Web page and app entries:
»»
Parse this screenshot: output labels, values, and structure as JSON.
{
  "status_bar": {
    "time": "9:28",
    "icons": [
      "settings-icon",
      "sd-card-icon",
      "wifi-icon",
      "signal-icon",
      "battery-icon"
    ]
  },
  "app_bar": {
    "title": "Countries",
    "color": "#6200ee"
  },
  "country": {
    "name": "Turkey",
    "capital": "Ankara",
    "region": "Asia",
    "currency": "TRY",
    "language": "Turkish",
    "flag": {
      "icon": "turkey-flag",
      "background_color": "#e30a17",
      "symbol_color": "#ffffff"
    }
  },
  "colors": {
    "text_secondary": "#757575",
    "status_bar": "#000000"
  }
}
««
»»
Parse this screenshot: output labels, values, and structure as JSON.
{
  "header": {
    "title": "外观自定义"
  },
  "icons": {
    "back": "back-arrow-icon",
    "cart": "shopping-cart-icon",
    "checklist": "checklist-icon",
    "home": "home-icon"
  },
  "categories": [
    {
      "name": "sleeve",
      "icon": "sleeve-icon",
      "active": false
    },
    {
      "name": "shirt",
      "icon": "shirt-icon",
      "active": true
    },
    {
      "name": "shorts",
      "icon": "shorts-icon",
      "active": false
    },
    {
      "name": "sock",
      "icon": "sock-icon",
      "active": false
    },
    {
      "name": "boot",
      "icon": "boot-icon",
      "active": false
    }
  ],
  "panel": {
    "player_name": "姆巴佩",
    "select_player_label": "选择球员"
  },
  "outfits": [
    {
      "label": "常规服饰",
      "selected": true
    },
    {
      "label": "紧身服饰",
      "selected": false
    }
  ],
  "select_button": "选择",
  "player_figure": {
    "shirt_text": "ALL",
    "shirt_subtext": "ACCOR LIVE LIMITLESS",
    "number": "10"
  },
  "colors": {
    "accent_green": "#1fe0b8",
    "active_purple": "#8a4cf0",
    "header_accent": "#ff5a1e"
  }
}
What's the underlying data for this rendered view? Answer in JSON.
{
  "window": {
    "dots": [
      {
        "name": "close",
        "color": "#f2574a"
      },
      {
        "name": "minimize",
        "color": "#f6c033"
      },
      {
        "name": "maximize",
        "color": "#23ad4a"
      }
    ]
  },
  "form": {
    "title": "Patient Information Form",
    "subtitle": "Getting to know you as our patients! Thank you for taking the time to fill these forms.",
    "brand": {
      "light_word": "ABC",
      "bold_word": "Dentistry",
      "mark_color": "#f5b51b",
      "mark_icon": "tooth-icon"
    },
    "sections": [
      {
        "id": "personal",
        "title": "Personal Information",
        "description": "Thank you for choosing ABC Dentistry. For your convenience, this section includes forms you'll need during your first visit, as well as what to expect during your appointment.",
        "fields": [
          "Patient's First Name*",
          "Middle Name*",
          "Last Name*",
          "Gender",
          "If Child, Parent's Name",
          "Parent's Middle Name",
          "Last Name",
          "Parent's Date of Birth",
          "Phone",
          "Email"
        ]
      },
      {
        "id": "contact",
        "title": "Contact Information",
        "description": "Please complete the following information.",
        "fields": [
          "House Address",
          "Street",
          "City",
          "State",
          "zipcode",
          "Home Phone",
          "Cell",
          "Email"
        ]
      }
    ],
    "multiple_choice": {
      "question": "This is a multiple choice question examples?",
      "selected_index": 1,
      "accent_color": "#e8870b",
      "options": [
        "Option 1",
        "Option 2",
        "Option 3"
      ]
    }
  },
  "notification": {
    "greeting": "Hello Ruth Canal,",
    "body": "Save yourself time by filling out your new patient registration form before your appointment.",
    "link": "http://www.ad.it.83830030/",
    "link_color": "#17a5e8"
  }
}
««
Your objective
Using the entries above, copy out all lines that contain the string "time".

Written solution
    "time": "9:28",
    "subtitle": "Getting to know you as our patients! Thank you for taking the time to fill these forms.",
    "body": "Save yourself time by filling out your new patient registration form before your appointment.",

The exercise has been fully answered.